And dress thy grave with pearly dew!
Shall kindly lend his little aid,
To deck the ground where thou art laid.
In tempests shake thy sylvan cell; Or, 'midst the chase, on every plain,
The tend thoug on thee shall dwell; Each lonely scene shall thee restore;
For thee the tear be duly shed; Belov'd, till life can charm no more,
And mourn'd till Pity's self be dead,
e Innrednom of Serenser.
Burkil que animæ tentes in limine primo.
V. Imitation. á sad mingled sounds and infant plaints we hear,
that pierce the entrance shrill, and wound the tender ear, A
It me! full sorely is my heart forlorn,
To think how modest worth neglected lies, While partial Fame doth with her blast adorn, Such deeds alone as pride and pomp disguise, Deeds of ill sort, and mischievous emprize: Lend me thy clarion, Goddess ! let me try To sound the praise of Merit, ere it dies, Such as I oft have chaunced to espy Lost in the dreary shades of dull obscurity. In ev'ry village mark'd with little spire, Embower'd in trees, and hardly known to fame, There dwells, in lowly shed and mean attire, A matron old, whom we school-mistress name, Who boasts unruly brats with birch to tame; They grie sore, in piteous durance pent, Aw'd by the pow'r of this relentless dame, And oft times, on vagaries idly bent, For unkempt hair, or task unconn'd, are sorely shent. And all in sight doth rise a birchen tree, Which Learning near her little dome did stowe, Whillow a twig of small regard to see, Tho' now so wide its waving branches flow, And work the simple vassal's mickle woe; For not a wind might curl the leaves that blow, But their limbs shudder'd, and their pulse beat low, And as they look'd, they found their horror grew, Aud shap'd it into rods, and tingled at the view.
So have I seen (who has not may conceive)
Near to this dome is found a patch so green,
Her cap, far whiter than the driven snow,
Few but have kenn'd, in semblance meet pourtray'd
A russet stole was o'er her shoulders throws, A russet kirtle fenc'd the nipping air ; 'Twas simple russet, but it was her own; 'Twas her own country bred the flock so fair: 'Twas her own labor did the fleece prepare; And, sooth, to say, her pupils, rang'd around, Thro' pious awe did term it passing rare, For they in gaping wonderment abound, And think, no doubt, she been the greatest wight on

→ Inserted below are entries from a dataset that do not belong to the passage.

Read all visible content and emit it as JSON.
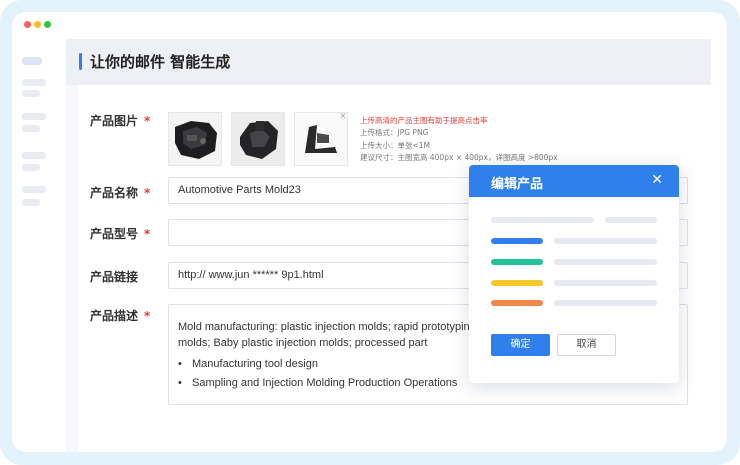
{
  "window": {
    "controls": [
      {
        "name": "close",
        "color": "#ff5f57"
      },
      {
        "name": "minimize",
        "color": "#febc2e"
      },
      {
        "name": "maximize",
        "color": "#28c840"
      }
    ]
  },
  "page": {
    "title": "让你的邮件 智能生成"
  },
  "form": {
    "image": {
      "label": "产品图片",
      "required": "*",
      "tip_main": "上传高清的产品主图有助于提高点击率",
      "tip_format": "上传格式：JPG  PNG",
      "tip_size": "上传大小：单张<1M",
      "tip_dimension": "建议尺寸：主图宽高 400px × 400px，详图高度 >800px",
      "remove_icon": "×"
    },
    "name": {
      "label": "产品名称",
      "required": "*",
      "value": "Automotive Parts Mold23"
    },
    "model": {
      "label": "产品型号",
      "required": "*",
      "value": ""
    },
    "link": {
      "label": "产品链接",
      "value": "http:// www.jun ****** 9p1.html"
    },
    "description": {
      "label": "产品描述",
      "required": "*",
      "paragraph": "Mold manufacturing: plastic injection molds; rapid prototyping molds; Baby plastic injection molds; processed part",
      "bullets": [
        "Manufacturing tool design",
        "Sampling and Injection Molding Production Operations"
      ],
      "bullet_glyph": "•"
    }
  },
  "modal": {
    "title": "编辑产品",
    "close_icon": "✕",
    "confirm_label": "确定",
    "cancel_label": "取消",
    "accent_colors": [
      "#2f80ed",
      "#22c39a",
      "#f6c82a",
      "#f2874a"
    ]
  }
}
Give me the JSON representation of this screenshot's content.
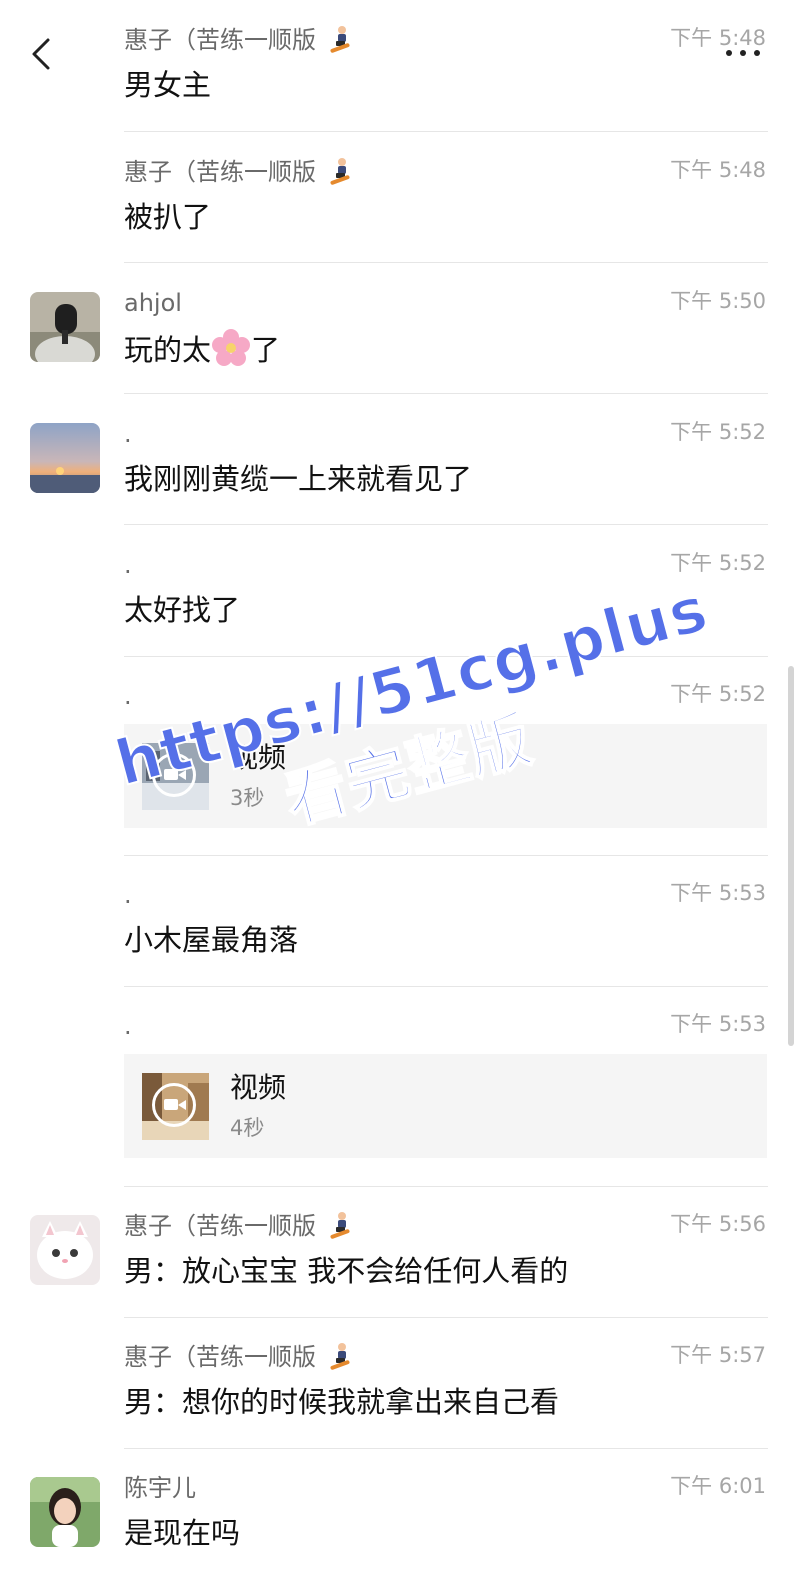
{
  "header": {
    "back_icon": "chevron-left-icon",
    "more_icon": "more-dots-icon"
  },
  "messages": [
    {
      "sender": "惠子（苦练一顺版",
      "sender_emoji": "snowboarder-emoji",
      "time": "下午 5:48",
      "text": "男女主"
    },
    {
      "sender": "惠子（苦练一顺版",
      "sender_emoji": "snowboarder-emoji",
      "time": "下午 5:48",
      "text": "被扒了"
    },
    {
      "sender": "ahjol",
      "time": "下午 5:50",
      "text_before": "玩的太",
      "text_emoji": "cherry-blossom-emoji",
      "text_after": "了"
    },
    {
      "sender": ".",
      "time": "下午 5:52",
      "text": "我刚刚黄缆一上来就看见了"
    },
    {
      "sender": ".",
      "time": "下午 5:52",
      "text": "太好找了"
    },
    {
      "sender": ".",
      "time": "下午 5:52",
      "video_title": "视频",
      "video_duration": "3秒"
    },
    {
      "sender": ".",
      "time": "下午 5:53",
      "text": "小木屋最角落"
    },
    {
      "sender": ".",
      "time": "下午 5:53",
      "video_title": "视频",
      "video_duration": "4秒"
    },
    {
      "sender": "惠子（苦练一顺版",
      "sender_emoji": "snowboarder-emoji",
      "time": "下午 5:56",
      "text": "男：放心宝宝 我不会给任何人看的"
    },
    {
      "sender": "惠子（苦练一顺版",
      "sender_emoji": "snowboarder-emoji",
      "time": "下午 5:57",
      "text": "男：想你的时候我就拿出来自己看"
    },
    {
      "sender": "陈宇儿",
      "time": "下午 6:01",
      "text": "是现在吗"
    }
  ],
  "watermark": {
    "line1": "https://51cg.plus",
    "line2": "看完整版"
  },
  "colors": {
    "watermark": "#5570e8",
    "sender": "#6a6a6a",
    "time": "#a6a6a6",
    "divider": "#e6e6e6",
    "video_card_bg": "#f5f5f5"
  }
}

ground. Albeit ne flatt'ry did corrupt her truth, Ne pompous title did debauch her ear, Goody, good woman, gossip, n'aunt, forsooth, Or dame, the sole additions she did hear; Yet these she challeng'd, these she held right dear; Ne would esteem him act as mought behove Who should not honor'd eld with these revere; For never title yet so mean could prove, But there was eke a mind which did that title love. One ancient hen she took delight to feed, The plodding pattern of the busy dame, Which, ever and anon, impell’d by need, Into her school, begirt with chickens, came; Such favor did her past deportment claim: And if neglect had lavish'd on the ground Fragment of bread, she would collect the same; For well she knew, and quaintly could expound, Whatsin it were to waste the smallest crum she found. Herbs, too, she knew, and well of each could speak; That in her garden sipp'd the silv'ry dew, Where no vain flow'r disclos'd a gaudy streak, But herbs for use, and physic, not a few, Of grey renown, within those borders grew; The tufted basil, pun provoking thyme, Fresh baum, and marygold of cheerful hue, The lowly gill, that never dares to climb, And more I fain would sing,disdaining here to rhyme.

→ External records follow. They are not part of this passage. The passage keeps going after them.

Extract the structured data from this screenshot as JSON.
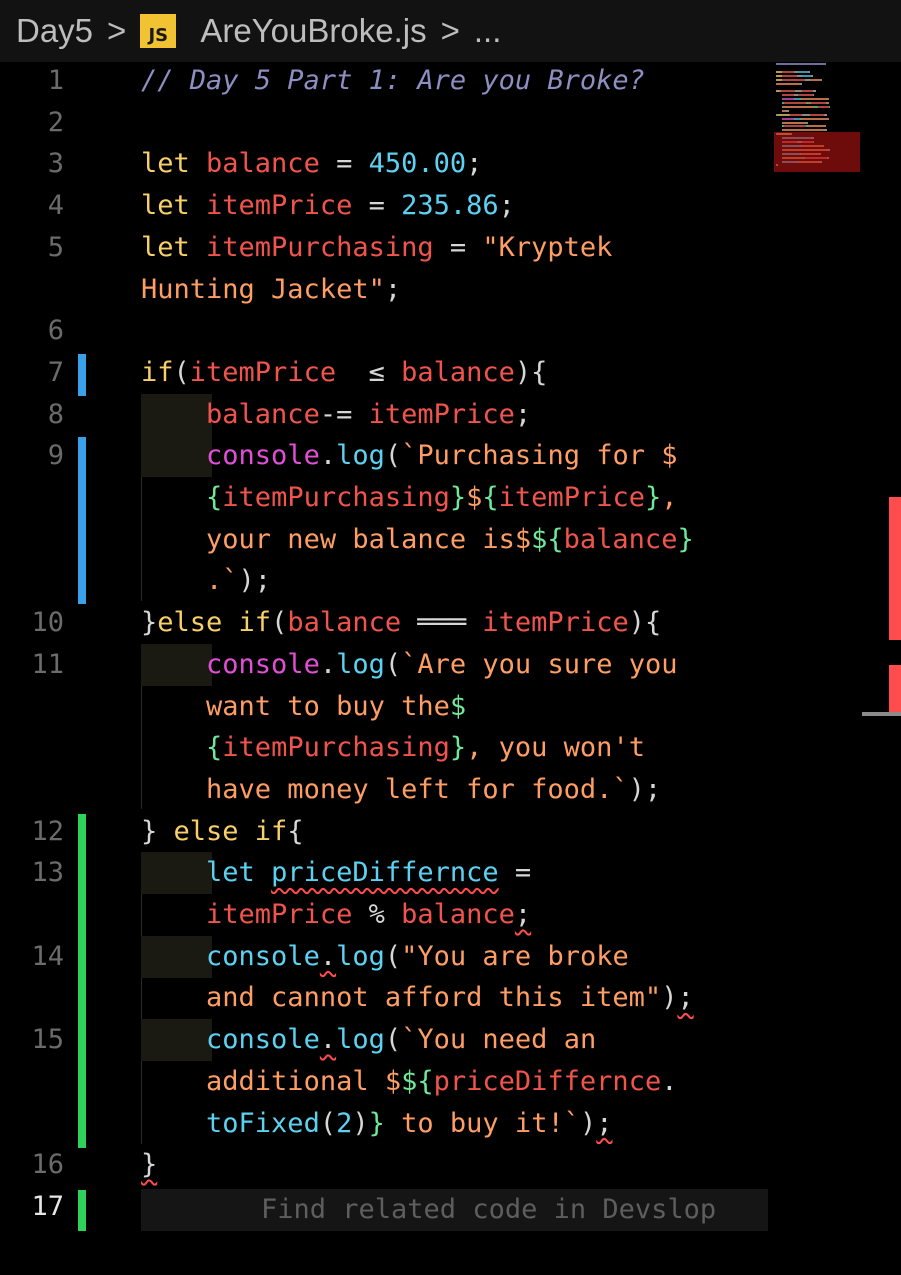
{
  "breadcrumb": {
    "folder": "Day5",
    "sep": ">",
    "file_icon": "JS",
    "file": "AreYouBroke.js",
    "tail": "..."
  },
  "editor": {
    "lines": [
      {
        "n": "1",
        "segs": [
          [
            "cm",
            "// Day 5 Part 1: Are you Broke?"
          ]
        ]
      },
      {
        "n": "2",
        "segs": []
      },
      {
        "n": "3",
        "segs": [
          [
            "kw",
            "let "
          ],
          [
            "vr",
            "balance"
          ],
          [
            "op",
            " = "
          ],
          [
            "nm",
            "450.00"
          ],
          [
            "op",
            ";"
          ]
        ]
      },
      {
        "n": "4",
        "segs": [
          [
            "kw",
            "let "
          ],
          [
            "vr",
            "itemPrice"
          ],
          [
            "op",
            " = "
          ],
          [
            "nm",
            "235.86"
          ],
          [
            "op",
            ";"
          ]
        ]
      },
      {
        "n": "5",
        "segs": [
          [
            "kw",
            "let "
          ],
          [
            "vr",
            "itemPurchasing"
          ],
          [
            "op",
            " = "
          ],
          [
            "st",
            "\"Kryptek"
          ]
        ]
      },
      {
        "n": "",
        "segs": [
          [
            "st",
            "Hunting Jacket\""
          ],
          [
            "op",
            ";"
          ]
        ]
      },
      {
        "n": "6",
        "segs": []
      },
      {
        "n": "7",
        "segs": [
          [
            "kw",
            "if"
          ],
          [
            "op",
            "("
          ],
          [
            "vr",
            "itemPrice"
          ],
          [
            "op",
            "  ≤ "
          ],
          [
            "vr",
            "balance"
          ],
          [
            "op",
            "){"
          ]
        ]
      },
      {
        "n": "8",
        "segs": [
          [
            "sp",
            "    "
          ],
          [
            "vr",
            "balance"
          ],
          [
            "op",
            "-= "
          ],
          [
            "vr",
            "itemPrice"
          ],
          [
            "op",
            ";"
          ]
        ]
      },
      {
        "n": "9",
        "segs": [
          [
            "sp",
            "    "
          ],
          [
            "fn",
            "console"
          ],
          [
            "op",
            "."
          ],
          [
            "cy",
            "log"
          ],
          [
            "op",
            "("
          ],
          [
            "st",
            "`Purchasing for $"
          ]
        ]
      },
      {
        "n": "",
        "segs": [
          [
            "sp",
            "    "
          ],
          [
            "gr",
            "{"
          ],
          [
            "vr",
            "itemPurchasing"
          ],
          [
            "gr",
            "}"
          ],
          [
            "st",
            "$"
          ],
          [
            "gr",
            "{"
          ],
          [
            "vr",
            "itemPrice"
          ],
          [
            "gr",
            "}"
          ],
          [
            "st",
            ","
          ]
        ]
      },
      {
        "n": "",
        "segs": [
          [
            "sp",
            "    "
          ],
          [
            "st",
            "your new balance is$"
          ],
          [
            "gr",
            "${"
          ],
          [
            "vr",
            "balance"
          ],
          [
            "gr",
            "}"
          ]
        ]
      },
      {
        "n": "",
        "segs": [
          [
            "sp",
            "    "
          ],
          [
            "st",
            ".`"
          ],
          [
            "op",
            ");"
          ]
        ]
      },
      {
        "n": "10",
        "segs": [
          [
            "op",
            "}"
          ],
          [
            "kw",
            "else if"
          ],
          [
            "op",
            "("
          ],
          [
            "vr",
            "balance"
          ],
          [
            "op",
            " ═══ "
          ],
          [
            "vr",
            "itemPrice"
          ],
          [
            "op",
            "){"
          ]
        ]
      },
      {
        "n": "11",
        "segs": [
          [
            "sp",
            "    "
          ],
          [
            "fn",
            "console"
          ],
          [
            "op",
            "."
          ],
          [
            "cy",
            "log"
          ],
          [
            "op",
            "("
          ],
          [
            "st",
            "`Are you sure you"
          ]
        ]
      },
      {
        "n": "",
        "segs": [
          [
            "sp",
            "    "
          ],
          [
            "st",
            "want to buy the"
          ],
          [
            "gr",
            "$"
          ]
        ]
      },
      {
        "n": "",
        "segs": [
          [
            "sp",
            "    "
          ],
          [
            "gr",
            "{"
          ],
          [
            "vr",
            "itemPurchasing"
          ],
          [
            "gr",
            "}"
          ],
          [
            "st",
            ", you won't"
          ]
        ]
      },
      {
        "n": "",
        "segs": [
          [
            "sp",
            "    "
          ],
          [
            "st",
            "have money left for food.`"
          ],
          [
            "op",
            ");"
          ]
        ]
      },
      {
        "n": "12",
        "segs": [
          [
            "op",
            "} "
          ],
          [
            "kw",
            "else if"
          ],
          [
            "op",
            "{"
          ]
        ]
      },
      {
        "n": "13",
        "segs": [
          [
            "sp",
            "    "
          ],
          [
            "cy",
            "let "
          ],
          [
            "cyq",
            "priceDiffernce"
          ],
          [
            "op",
            " ="
          ]
        ]
      },
      {
        "n": "",
        "segs": [
          [
            "sp",
            "    "
          ],
          [
            "vr",
            "itemPrice"
          ],
          [
            "op",
            " % "
          ],
          [
            "vr",
            "balance"
          ],
          [
            "opq",
            ";"
          ]
        ]
      },
      {
        "n": "14",
        "segs": [
          [
            "sp",
            "    "
          ],
          [
            "cy",
            "console"
          ],
          [
            "opq",
            "."
          ],
          [
            "cy",
            "log"
          ],
          [
            "op",
            "("
          ],
          [
            "st",
            "\"You are broke"
          ]
        ]
      },
      {
        "n": "",
        "segs": [
          [
            "sp",
            "    "
          ],
          [
            "st",
            "and cannot afford this item\""
          ],
          [
            "op",
            ")"
          ],
          [
            "opq",
            ";"
          ]
        ]
      },
      {
        "n": "15",
        "segs": [
          [
            "sp",
            "    "
          ],
          [
            "cy",
            "console"
          ],
          [
            "opq",
            "."
          ],
          [
            "cy",
            "log"
          ],
          [
            "op",
            "("
          ],
          [
            "st",
            "`You need an"
          ]
        ]
      },
      {
        "n": "",
        "segs": [
          [
            "sp",
            "    "
          ],
          [
            "st",
            "additional $"
          ],
          [
            "gr",
            "${"
          ],
          [
            "vr",
            "priceDiffernce"
          ],
          [
            "op",
            "."
          ]
        ]
      },
      {
        "n": "",
        "segs": [
          [
            "sp",
            "    "
          ],
          [
            "cy",
            "toFixed"
          ],
          [
            "op",
            "("
          ],
          [
            "nm",
            "2"
          ],
          [
            "op",
            ")"
          ],
          [
            "gr",
            "}"
          ],
          [
            "st",
            " to buy it!`"
          ],
          [
            "op",
            ")"
          ],
          [
            "opq",
            ";"
          ]
        ]
      },
      {
        "n": "16",
        "segs": [
          [
            "opq",
            "}"
          ]
        ]
      },
      {
        "n": "17",
        "segs": []
      }
    ],
    "ghost_text": "Find related code in Devslop"
  },
  "colors": {
    "accent_blue": "#3aa0e8",
    "accent_green": "#30d158",
    "error_red": "#ff4d4d"
  }
}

Yet euphrasy may not be left unsung,
dwell. Here oft the dame, on Sabbatli's decent eve, Hymned such psalms as Sternhold forth did mete; If winter 'twere, she to her hearth did cleave, But in her garden found a summer-seat: Sweet melody! to hear her then repeat How Israel's sons, beneath a foreign king, While taunting foe-men did a song intreat, All, for the nonce, untuning ev'ry string, Uphung their useless lyres-small heart had they
to sing. For she was just, and friend to virtuous lore, And pass'd much time in truly virtuous deed; And in those elfins' ears would oft deplore The times when Truth by Popish rage did bleod, And tortious death was true Devotion's meed; And simple Faith in iron chains did mourn, That nould on wooden image place her creed; And lawny saints in smould'ring flames did burn: Ah! dearest Lord, forefend, thilk days should e'er